The Effect of Growth Hormone Replacement on Liver Fat

This study has been completed.
Sponsor:
Collaborator:
Novo Nordisk A/S
Information provided by:
Imperial College London
ClinicalTrials.gov Identifier:
NCT00774579
First received: October 16, 2008
Last updated: December 18, 2009
Last verified: December 2009

October 16, 2008
December 18, 2009
March 2008
March 2009   (final data collection date for primary outcome measure)
liver fat [ Time Frame: 6 months ] [ Designated as safety issue: No ]
Same as current
Complete list of historical versions of study NCT00774579 on ClinicalTrials.gov Archive Site
  • inflammatory markers [ Time Frame: 6 months ] [ Designated as safety issue: No ]
  • whole body fat [ Time Frame: 6 months ] [ Designated as safety issue: No ]
  • intramuscular fat [ Time Frame: 6 months ] [ Designated as safety issue: No ]
Same as current
Not Provided
Not Provided
 
The Effect of Growth Hormone Replacement on Liver Fat
Growth Hormone Replacement in Adults With Growth Hormone Deficiency (GHD) - The Effect on Liver Fat.

We will examine a cohort of growth hormone deficient adults starting growth hormone (GH) replacement. The purpose of this study is to determine whether GH replacement reduces the fat content of the liver.

To compare the results we will include growth hormone deficient patients who do not start GH replacement as controls.

Adults with untreated growth hormone deficiency (GHD), a condition mostly due to pituitary disease, often show metabolic features similar to those described in the 'metabolic syndrome'. Growth hormone (GH) replacement has been shown to reverse many of these unfavorable changes, with a particular evident reduction of visceral fat. In recent years, a strong correlation between fat accumulation in the liver and features of the metabolic syndrome (particularly visceral fat) has been identified, and 'fatty liver' is now being referred as the hepatic feature of the 'metabolic syndrome'. The effect of GH replacement on liver fat, however, has never been systematically studied.

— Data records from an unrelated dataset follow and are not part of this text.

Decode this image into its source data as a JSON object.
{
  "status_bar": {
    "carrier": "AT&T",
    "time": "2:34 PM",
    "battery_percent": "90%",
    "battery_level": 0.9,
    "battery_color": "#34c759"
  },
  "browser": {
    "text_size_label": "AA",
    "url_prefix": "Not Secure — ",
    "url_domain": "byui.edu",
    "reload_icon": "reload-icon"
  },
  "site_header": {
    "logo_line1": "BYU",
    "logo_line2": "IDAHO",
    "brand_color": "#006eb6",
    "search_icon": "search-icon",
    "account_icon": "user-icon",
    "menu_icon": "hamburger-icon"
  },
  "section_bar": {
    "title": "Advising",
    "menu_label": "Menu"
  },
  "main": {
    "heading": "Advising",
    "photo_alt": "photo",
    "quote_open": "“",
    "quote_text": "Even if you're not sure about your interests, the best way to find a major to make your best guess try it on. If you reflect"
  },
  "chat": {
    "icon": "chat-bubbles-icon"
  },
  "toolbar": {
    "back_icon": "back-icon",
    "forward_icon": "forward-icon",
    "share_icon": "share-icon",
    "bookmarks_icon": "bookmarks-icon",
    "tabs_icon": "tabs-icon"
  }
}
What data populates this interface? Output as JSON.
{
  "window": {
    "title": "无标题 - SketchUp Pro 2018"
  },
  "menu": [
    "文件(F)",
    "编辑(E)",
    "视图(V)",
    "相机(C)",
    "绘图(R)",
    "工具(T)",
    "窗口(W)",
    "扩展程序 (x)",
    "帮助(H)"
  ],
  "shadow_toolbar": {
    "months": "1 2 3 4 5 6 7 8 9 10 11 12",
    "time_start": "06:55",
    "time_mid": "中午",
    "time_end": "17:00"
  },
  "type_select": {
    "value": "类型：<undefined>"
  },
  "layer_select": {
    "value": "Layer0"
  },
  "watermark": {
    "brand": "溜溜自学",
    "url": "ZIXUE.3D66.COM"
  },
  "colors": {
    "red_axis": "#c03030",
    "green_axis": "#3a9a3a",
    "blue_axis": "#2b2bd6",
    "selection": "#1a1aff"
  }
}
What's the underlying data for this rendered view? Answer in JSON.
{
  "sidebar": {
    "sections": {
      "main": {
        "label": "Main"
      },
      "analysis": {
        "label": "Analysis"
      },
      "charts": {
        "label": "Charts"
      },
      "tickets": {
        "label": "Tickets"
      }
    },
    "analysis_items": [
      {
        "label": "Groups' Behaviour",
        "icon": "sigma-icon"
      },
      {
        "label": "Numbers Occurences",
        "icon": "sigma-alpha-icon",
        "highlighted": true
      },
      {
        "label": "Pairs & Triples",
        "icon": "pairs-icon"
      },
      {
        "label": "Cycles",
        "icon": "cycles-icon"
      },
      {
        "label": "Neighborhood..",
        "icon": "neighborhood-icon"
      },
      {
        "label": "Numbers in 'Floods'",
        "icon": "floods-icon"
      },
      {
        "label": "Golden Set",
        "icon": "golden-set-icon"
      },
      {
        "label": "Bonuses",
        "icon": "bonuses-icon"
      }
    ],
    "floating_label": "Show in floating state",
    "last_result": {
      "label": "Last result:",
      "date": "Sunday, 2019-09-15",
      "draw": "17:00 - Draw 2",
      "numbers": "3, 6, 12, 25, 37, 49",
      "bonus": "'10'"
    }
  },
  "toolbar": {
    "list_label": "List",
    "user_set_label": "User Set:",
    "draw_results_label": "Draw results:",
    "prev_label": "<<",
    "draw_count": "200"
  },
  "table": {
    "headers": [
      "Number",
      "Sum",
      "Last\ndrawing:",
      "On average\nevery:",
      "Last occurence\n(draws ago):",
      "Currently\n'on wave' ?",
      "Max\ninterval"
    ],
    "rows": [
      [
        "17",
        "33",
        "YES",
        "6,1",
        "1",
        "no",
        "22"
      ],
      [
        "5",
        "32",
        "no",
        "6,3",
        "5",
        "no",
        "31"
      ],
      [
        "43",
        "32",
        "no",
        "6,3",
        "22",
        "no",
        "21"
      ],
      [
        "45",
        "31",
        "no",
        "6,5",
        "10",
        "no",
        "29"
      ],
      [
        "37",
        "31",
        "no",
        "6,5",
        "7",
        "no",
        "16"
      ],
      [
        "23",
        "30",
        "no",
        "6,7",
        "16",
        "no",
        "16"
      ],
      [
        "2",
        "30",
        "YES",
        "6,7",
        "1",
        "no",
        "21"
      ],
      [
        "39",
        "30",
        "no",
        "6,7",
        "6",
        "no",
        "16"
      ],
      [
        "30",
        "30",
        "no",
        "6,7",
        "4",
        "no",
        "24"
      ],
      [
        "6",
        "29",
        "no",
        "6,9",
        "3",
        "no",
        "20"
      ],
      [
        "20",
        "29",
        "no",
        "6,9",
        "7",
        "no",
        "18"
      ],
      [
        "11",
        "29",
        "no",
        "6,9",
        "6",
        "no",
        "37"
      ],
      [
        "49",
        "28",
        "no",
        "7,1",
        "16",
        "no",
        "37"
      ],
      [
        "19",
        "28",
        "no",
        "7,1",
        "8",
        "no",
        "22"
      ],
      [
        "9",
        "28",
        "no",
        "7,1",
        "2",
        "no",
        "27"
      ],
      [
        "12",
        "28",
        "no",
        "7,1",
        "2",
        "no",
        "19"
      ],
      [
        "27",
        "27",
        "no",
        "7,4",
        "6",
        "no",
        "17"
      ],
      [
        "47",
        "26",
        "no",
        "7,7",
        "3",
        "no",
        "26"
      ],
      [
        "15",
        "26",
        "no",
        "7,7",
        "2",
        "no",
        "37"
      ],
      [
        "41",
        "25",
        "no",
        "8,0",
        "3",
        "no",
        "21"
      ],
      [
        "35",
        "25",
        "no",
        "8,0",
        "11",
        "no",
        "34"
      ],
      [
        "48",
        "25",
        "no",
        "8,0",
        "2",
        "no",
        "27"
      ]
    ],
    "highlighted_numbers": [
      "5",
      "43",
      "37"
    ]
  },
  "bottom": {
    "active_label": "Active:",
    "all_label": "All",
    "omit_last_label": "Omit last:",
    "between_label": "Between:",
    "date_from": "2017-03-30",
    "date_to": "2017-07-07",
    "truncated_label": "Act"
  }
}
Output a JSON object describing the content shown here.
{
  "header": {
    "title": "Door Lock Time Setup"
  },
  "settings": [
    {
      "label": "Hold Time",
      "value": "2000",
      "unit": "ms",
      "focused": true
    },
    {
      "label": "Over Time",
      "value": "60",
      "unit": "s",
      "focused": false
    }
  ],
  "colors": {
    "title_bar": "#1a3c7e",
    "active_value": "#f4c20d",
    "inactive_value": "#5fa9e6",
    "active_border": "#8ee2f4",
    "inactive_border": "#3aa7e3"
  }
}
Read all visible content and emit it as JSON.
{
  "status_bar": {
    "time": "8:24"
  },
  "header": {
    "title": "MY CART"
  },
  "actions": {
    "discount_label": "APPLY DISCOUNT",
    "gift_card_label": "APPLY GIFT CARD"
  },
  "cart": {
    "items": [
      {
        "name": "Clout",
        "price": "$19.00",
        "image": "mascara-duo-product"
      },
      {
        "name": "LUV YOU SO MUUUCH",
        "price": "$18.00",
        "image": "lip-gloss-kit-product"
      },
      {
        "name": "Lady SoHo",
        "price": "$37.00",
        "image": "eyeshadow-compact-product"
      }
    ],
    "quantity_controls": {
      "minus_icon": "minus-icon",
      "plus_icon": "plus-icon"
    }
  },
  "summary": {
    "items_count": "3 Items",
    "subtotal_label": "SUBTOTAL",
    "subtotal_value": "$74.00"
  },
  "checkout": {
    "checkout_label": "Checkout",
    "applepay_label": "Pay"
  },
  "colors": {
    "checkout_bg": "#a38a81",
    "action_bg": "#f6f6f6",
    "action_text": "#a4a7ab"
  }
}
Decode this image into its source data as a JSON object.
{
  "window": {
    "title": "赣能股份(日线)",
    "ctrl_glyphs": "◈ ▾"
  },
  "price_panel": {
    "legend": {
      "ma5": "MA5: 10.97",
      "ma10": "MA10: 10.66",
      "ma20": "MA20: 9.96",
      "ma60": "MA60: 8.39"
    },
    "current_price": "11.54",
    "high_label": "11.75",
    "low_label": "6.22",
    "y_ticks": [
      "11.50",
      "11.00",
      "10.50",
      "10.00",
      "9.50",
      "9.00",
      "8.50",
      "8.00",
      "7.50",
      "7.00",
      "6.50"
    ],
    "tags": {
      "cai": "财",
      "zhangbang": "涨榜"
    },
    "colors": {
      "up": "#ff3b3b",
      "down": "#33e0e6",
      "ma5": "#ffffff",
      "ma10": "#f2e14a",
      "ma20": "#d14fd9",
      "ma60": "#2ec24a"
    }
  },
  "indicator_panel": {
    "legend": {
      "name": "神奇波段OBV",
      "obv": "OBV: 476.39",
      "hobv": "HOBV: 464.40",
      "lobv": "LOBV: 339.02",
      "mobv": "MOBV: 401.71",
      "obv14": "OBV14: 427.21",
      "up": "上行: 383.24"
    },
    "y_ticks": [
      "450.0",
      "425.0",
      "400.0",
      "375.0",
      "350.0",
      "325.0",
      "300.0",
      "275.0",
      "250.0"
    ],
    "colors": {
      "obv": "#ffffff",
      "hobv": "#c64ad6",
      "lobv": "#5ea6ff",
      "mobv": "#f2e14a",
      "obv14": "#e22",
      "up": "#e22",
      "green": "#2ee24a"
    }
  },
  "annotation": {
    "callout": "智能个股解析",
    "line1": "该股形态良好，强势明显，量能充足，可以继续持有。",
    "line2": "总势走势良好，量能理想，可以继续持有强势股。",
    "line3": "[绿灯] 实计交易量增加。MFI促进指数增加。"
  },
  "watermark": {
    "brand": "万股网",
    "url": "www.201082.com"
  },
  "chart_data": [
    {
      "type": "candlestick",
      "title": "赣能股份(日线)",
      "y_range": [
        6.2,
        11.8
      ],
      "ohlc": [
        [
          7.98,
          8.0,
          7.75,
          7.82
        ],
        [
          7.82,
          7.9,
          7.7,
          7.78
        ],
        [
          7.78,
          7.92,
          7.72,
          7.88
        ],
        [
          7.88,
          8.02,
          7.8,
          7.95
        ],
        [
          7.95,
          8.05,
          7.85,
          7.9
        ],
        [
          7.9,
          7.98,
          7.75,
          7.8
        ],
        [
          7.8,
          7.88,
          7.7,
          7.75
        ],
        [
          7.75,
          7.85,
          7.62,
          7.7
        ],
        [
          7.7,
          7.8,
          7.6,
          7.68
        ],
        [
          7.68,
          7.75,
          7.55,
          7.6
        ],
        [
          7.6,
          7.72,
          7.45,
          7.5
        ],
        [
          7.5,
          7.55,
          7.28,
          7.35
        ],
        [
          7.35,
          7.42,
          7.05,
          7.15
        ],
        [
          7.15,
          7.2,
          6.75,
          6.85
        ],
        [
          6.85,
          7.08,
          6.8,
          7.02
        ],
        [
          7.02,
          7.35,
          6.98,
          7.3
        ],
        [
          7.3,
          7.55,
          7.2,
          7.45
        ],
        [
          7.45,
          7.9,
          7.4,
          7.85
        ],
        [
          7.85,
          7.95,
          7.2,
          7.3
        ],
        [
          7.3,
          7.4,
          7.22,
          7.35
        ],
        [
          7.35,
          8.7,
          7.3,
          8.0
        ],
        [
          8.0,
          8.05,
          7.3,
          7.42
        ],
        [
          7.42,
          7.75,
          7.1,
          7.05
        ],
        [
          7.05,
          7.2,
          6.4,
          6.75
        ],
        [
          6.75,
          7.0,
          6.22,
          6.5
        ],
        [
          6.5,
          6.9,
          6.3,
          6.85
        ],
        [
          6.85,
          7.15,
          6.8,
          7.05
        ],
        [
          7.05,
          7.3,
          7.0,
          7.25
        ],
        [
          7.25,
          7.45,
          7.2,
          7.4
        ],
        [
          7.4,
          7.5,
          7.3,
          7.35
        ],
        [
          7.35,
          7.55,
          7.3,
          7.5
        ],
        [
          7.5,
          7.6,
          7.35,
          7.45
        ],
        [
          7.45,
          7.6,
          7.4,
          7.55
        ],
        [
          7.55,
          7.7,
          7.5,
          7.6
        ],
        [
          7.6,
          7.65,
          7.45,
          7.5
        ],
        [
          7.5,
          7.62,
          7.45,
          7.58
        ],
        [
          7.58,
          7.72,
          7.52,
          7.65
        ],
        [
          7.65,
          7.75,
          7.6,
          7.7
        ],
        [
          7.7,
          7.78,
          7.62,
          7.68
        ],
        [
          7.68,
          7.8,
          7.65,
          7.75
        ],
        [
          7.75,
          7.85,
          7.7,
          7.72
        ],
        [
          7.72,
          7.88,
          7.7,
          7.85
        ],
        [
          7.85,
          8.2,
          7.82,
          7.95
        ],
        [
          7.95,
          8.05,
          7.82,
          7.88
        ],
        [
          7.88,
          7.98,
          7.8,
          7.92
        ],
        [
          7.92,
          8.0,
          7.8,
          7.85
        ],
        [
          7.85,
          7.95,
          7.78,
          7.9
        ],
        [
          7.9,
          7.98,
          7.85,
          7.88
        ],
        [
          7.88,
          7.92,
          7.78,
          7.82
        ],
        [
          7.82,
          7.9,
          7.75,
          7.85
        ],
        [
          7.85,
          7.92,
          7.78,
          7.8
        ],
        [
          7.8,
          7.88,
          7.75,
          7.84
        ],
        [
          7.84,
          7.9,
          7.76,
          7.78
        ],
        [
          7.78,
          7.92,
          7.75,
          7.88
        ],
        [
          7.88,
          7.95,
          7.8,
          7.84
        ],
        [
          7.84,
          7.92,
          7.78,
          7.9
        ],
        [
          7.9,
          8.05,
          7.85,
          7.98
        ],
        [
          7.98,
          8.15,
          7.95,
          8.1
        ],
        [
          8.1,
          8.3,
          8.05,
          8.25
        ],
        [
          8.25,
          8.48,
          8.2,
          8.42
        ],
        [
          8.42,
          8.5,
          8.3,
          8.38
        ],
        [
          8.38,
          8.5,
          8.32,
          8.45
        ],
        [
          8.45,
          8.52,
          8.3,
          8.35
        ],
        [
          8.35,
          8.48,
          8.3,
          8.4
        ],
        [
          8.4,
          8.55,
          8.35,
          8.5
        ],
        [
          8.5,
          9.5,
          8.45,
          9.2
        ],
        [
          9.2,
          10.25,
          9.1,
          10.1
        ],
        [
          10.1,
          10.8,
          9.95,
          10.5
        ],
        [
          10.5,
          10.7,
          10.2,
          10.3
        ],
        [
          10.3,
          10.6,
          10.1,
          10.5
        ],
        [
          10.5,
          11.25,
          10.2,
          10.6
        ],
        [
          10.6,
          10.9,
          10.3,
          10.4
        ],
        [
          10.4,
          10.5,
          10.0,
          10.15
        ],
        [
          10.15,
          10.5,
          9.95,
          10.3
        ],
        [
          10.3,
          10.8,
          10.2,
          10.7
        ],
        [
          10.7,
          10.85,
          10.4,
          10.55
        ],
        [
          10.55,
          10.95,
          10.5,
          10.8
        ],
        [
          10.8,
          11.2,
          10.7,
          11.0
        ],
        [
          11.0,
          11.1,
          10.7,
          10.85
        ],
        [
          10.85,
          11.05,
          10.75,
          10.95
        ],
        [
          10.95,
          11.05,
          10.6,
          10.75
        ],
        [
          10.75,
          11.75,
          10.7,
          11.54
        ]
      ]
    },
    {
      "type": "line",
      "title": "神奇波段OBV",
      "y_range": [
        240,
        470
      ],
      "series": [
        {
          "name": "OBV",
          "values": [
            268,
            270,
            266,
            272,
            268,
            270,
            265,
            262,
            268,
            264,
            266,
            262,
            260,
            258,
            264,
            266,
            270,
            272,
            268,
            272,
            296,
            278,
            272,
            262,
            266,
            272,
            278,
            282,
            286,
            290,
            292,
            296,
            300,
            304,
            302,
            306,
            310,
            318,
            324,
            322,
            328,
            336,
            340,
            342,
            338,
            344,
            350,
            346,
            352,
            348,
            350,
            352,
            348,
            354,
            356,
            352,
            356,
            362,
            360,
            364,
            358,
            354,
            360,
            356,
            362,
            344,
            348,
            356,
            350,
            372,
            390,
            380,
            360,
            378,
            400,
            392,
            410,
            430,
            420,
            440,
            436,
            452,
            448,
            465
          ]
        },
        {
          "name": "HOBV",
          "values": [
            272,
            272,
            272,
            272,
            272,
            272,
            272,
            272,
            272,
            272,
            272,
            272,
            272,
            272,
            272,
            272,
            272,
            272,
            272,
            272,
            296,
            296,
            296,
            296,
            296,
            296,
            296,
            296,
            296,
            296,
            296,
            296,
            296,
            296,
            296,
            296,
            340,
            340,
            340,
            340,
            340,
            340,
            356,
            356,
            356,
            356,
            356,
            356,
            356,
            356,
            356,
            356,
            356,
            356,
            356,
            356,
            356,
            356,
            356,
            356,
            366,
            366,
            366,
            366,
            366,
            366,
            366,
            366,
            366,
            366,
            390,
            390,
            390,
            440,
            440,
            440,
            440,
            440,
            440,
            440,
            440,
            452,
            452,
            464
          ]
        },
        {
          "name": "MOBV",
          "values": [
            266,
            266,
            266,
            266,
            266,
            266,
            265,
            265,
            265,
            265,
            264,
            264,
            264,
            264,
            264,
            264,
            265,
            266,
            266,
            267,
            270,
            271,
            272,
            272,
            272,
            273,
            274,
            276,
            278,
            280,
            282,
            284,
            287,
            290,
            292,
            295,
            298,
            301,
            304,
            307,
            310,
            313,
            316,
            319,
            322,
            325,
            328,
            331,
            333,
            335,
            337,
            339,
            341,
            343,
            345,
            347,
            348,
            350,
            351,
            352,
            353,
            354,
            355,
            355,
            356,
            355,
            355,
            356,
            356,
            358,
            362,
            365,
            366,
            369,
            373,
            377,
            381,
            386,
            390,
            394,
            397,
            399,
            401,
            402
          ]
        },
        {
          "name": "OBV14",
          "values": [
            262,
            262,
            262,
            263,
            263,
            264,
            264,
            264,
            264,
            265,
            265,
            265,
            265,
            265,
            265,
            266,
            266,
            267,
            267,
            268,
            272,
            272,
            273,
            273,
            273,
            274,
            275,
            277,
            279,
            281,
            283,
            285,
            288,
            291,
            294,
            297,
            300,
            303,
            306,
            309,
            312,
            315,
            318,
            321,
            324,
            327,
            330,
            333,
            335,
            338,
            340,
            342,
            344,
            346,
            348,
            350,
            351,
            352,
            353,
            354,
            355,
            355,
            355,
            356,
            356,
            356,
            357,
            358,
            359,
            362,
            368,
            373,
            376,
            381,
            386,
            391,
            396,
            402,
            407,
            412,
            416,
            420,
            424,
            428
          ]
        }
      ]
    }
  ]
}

We will assess 15 patients with GHD before and 6 months after starting GH replacement. We will also assess 15 control patients with GHD but who don't go on GH replacement for various reasons.

Liver fat will be assessed using MR spectroscopy. Changes in liver fat will be correlated to changes in insulin sensitivity and changes in various inflammatory markers.

Observational
Observational Model: Cohort
Time Perspective: Prospective
Not Provided
Retention:   Samples Without DNA
Description:

plasma, serum, leucocytes, 24-hour urine

Non-Probability Sample

Patients will be recruited from the endocrine clinics of Imperial College Healthcare NHS Trust.

  • Growth Hormone, Recombinant
  • Fatty Liver
Not Provided
  • 1
    Patients with growth hormone (GH) deficiency starting GH replacement.
  • 2
    Patients with growth hormone (GH) deficiency not starting GH replacement.
Not Provided

*   Includes publications given by the data provider as well as publications identified by ClinicalTrials.gov Identifier (NCT Number) in Medline.
 
Completed
30
October 2009
March 2009   (final data collection date for primary outcome measure)

Inclusion Criteria:

  • 20-70 years of age
  • Growth hormone deficiency, with (cohort 1) or without (cohort 2) planned growth hormone (GH) replacement
  • clinically stable

Exclusion Criteria:

  • known hepatic disease
  • Acromegaly
  • Diabetes mellitus
  • growth hormone replacement within the last 12 months
  • cushing's disease, if not cured for at least 12 months
  • any contraindication to MR studies as set out in the MR safety questionnaire
Both
20 Years to 70 Years
No
Contact information is only displayed when the study is recruiting subjects
United Kingdom
 
NCT00774579
GHD1
No
Prof Desmond G Johnston, Imperial College London
Imperial College London
Novo Nordisk A/S
Study Chair: Fabian A Meienberg, Dr Imperial College London
Study Chair: Stephen Robinson, Dr Imperial College London
Study Chair: Jeremy Cox, Dr Imperial College London
Study Chair: Ian Godsland, Dr Imperial College London
Study Chair: Jimmy Bell, Dr Imperial College London
Principal Investigator: Desmond G Johnston, Prof Imperial College London
Study Chair: Simon Taylor-Robinson, Prof Imperial College London
Study Chair: Emma Hatfield, Dr Imperial College London
Study Chair: Michael Yee, Dr Imperial College London
Imperial College London
December 2009

ICMJE     Data element required by the International Committee of Medical Journal Editors and the World Health Organization ICTRP